We are reading a section of Scripture many have known since childhood. For those who grew up going to a church, you remember the flannel graphs, VBS skits and crafts about the man with a coat of many colors. Many of you can recite these stories by heart. Of course, my goal is to peel back the flannel board to reveal the depths of these narratives. Believe me, these chapters are rich with treasures to be discovered. This is much more than a children’s story. It is a literary masterpiece filled with suspense to the last chapter. It peels back layers to give us greater understanding of the Creator we discovered on page one.
Many believe this is a story about Joseph. While Joseph is a major player, so is his brother Judah. In fact, as we race to find the conclusion of this amazing book, we are left wondering who will come out on top, so to speak. Will it be Joseph, which we easily assume, or Judah who will be given the blessing to carry on the Seed of the Messiah. The all too familiar dreams of Joseph are foreshadowing, not only about his amazing future, but even bigger things for Judah. We will explore this thought next week.
Joseph’s fancy coat is the center of the opening chapter (Gen. 37). It was a symbol of Jacob’s love and favoritism of the child born of his favorite wife Rachel. This, of course, didn’t sit very well with his half-brothers. So the coat represents the issue at hand which sets off a chain of events.
Genesis 37:3-4, Now Israel loved Joseph more than his other sons because Joseph was a son [born to him] in his old age, and he made a robe of many colors for him. When his brothers saw that their father loved him more than all his brothers, they hated him and could not bring themselves to speak peacefully to him. (emphasis mine)
Genesis 37:23, When Joseph came to his brothers, they stripped off his robe, the robe of many colors that he had on. (emphasis mine)

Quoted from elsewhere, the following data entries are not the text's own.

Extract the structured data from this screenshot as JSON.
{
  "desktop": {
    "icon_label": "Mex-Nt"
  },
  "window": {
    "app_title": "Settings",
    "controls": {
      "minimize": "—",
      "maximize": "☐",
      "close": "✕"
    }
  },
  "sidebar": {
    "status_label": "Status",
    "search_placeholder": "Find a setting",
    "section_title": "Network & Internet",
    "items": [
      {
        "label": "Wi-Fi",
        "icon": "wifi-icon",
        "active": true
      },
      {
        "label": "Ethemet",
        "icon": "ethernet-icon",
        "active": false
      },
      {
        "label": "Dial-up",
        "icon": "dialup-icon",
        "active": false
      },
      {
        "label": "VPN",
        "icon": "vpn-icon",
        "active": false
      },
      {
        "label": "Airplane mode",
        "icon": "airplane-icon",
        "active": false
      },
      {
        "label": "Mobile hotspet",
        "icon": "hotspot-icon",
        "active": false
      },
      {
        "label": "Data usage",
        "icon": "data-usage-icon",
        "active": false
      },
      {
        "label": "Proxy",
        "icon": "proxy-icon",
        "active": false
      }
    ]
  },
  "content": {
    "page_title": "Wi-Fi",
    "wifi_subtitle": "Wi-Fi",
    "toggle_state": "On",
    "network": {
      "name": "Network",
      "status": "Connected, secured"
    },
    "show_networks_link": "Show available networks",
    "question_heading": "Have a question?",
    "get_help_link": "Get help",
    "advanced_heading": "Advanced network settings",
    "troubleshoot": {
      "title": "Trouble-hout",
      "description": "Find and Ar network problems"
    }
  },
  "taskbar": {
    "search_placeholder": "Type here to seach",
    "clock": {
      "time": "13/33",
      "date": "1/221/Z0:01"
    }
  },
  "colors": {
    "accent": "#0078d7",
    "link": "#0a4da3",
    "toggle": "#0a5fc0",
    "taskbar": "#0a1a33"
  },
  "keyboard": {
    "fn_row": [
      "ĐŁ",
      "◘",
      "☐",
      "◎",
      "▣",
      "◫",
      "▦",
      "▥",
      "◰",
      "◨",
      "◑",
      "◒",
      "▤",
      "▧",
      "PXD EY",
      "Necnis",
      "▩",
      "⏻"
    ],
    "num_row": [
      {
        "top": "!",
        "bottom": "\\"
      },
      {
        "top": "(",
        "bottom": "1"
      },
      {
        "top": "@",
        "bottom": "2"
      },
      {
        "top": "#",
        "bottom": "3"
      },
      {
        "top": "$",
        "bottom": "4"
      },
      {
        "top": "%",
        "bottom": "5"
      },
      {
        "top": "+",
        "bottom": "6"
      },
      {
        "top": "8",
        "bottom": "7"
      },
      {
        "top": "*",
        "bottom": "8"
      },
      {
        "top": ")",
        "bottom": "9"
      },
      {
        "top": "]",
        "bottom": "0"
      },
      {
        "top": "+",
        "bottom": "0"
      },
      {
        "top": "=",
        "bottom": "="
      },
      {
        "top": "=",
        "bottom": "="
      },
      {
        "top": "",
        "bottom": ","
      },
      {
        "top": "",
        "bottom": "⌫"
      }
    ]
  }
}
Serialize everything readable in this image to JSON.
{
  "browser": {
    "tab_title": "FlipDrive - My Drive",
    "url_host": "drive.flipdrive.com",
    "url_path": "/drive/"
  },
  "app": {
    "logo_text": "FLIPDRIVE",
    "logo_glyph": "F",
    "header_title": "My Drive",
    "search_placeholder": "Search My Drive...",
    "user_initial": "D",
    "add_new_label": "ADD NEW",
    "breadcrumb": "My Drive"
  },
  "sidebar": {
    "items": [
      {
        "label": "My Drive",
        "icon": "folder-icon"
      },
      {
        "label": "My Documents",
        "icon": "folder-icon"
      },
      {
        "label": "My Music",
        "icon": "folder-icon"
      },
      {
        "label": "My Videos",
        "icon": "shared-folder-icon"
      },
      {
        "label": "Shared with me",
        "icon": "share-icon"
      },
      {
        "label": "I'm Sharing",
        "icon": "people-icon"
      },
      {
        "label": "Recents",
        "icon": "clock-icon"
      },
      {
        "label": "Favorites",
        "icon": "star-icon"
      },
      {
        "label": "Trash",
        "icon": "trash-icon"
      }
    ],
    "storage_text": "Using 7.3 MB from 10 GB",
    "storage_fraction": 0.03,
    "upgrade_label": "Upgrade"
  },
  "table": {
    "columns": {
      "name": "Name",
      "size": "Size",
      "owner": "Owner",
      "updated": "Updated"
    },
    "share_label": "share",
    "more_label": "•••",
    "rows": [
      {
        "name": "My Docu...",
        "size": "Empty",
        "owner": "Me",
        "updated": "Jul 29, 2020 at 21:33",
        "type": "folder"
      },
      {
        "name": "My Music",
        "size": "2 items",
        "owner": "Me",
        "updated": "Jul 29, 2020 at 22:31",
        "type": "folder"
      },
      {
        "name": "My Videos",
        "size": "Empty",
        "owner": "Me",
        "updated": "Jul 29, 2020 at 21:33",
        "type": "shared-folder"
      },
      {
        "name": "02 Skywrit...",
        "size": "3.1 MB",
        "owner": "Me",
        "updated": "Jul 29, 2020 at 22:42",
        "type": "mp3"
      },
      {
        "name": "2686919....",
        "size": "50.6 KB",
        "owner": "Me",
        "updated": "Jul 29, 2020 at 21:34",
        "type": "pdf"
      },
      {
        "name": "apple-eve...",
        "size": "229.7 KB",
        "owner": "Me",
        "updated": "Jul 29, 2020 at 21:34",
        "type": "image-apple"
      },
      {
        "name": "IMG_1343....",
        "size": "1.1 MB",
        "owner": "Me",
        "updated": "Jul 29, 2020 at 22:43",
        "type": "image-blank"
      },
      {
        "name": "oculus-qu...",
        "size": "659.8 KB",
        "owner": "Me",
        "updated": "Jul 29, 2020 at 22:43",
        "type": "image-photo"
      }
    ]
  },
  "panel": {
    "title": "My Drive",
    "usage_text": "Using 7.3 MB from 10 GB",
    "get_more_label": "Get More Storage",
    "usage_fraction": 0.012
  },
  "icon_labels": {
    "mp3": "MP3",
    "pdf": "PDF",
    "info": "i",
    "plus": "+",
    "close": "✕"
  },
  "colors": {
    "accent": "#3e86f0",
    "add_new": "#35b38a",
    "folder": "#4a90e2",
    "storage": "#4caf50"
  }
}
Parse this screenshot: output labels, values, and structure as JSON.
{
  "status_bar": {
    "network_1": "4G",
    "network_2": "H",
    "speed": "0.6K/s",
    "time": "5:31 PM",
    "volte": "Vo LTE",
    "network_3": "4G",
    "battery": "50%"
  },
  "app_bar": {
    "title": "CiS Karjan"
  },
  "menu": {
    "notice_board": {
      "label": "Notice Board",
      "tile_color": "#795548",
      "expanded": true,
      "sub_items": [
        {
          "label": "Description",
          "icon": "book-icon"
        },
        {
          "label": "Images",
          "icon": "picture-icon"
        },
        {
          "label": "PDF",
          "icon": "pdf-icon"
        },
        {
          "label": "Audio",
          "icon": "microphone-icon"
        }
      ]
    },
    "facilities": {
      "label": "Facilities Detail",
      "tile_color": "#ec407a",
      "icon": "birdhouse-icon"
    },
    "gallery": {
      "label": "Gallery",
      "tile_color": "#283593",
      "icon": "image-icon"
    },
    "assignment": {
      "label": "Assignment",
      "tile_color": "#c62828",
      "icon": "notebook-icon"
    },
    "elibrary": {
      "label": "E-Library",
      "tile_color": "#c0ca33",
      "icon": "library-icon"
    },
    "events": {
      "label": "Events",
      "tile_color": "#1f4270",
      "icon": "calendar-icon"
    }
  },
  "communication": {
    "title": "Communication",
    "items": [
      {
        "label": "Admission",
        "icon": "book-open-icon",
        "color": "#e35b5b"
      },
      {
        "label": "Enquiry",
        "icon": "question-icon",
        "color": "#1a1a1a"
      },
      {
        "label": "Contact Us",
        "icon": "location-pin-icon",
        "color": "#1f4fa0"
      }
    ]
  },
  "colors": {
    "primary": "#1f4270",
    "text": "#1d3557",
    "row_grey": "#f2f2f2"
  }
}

Genesis 37:31, So they took Joseph’s robe, slaughtered a young goat, and dipped the robe in its blood. They sent the robe of many colors to their father and said, “We found this. Examine it. Is it your son’s robe or not?” His father recognized it. “It is my son’s robe…” (emphasis mine)
As we have seen throughout Genesis, this narrative is filled with various plays on words and role reversals.
- We will hear often of “good” and “bad/evil” (37:2; 44:4). The major theme is how the brothers meant their actions as evil but God used it for good (50:2).
- Joseph finds his brothers in Dothan (37:17) and his brothers will find Joseph in Egypt (42-44).
- Joseph’s brothers saw him in the distance and plotted to kill him (37:18). Later on it is Joseph who saw his brothers and made plans that seemed as if he was going to kill them (42:7ff).
- When Jacob was deceived into believing Joseph was dead, he said, “I will go down to Sheol to my son, mourning.” (37:35) In the end, Jacob goes down to Egypt (where Joseph resides) where he will die (50:29-33).
- The brothers deception lead to Jacob tearing his clothes (37:34), as Joseph’s deception lead to his brothers tearing their clothes (44:13) in grief.
- The brothers sold Joseph into slavery in Egypt (37:28; 39:1), so Joseph devised a plan that made the brothers believe they had become the slaves of Joseph to Egypt(44:9ff).
- The brothers did not believe Joseph would reign over them (37:8) and later Joseph reminded them he is in fact ruling over them (45:8).
- Abraham left Ur and journeyed to Canaan (12:4-5) and Jacob left the land of Canaan and journeyed to Egypt (46:5-7).
- Joseph was sold into slavery for 20 pieces of silver (37:28) and Joseph sells the land of Egypt into slavery (47:19-20, 25) for all the silver in the land (47:14).
Something else I’ve learned – the significance of TWO. I’m not even sure what it means other than a literary device of emphasis.
- Joseph has two dreams (Gen. 37); two Egyptian officials have dreams (Gen. 40); two years later Pharaoh has two dreams (Gen. 41).
- Repeating of nearly every major event – once by the writer and the other by a character in the story (i.e., the dreams in Gen. 40-41).
- The Ishmaelites and Midianites were part of Joseph being sold into slavery (Gen. 37:25-28).
- Twins were born to Judah and Tamar (Gen. 38:27).
- The double themes of twos: good and evil (50:2); life and death (37-50).
- The 12 sons of Jacob are divided into two groups: the sons of Rachel (Joseph and Benjamin) and the sons of Leah (the other 10 brothers).
- The two plans of Joseph (42:16, 19).
- The sons of Jacob made two trips to Egypt to buy grain (42).
You get the idea. But of all of the set of twos, focus on the theme of good and evil, along with life and death. Ask yourself, what am I learning about God? By the way, shocker, those themes are the same ones found in Genesis 1-3. Why? What is the author trying to tell us?
*All Scripture quotations come from Holman Christian Standard Bible
*Blog resource: The Pentateuch As Narrative by John H. Sailhamer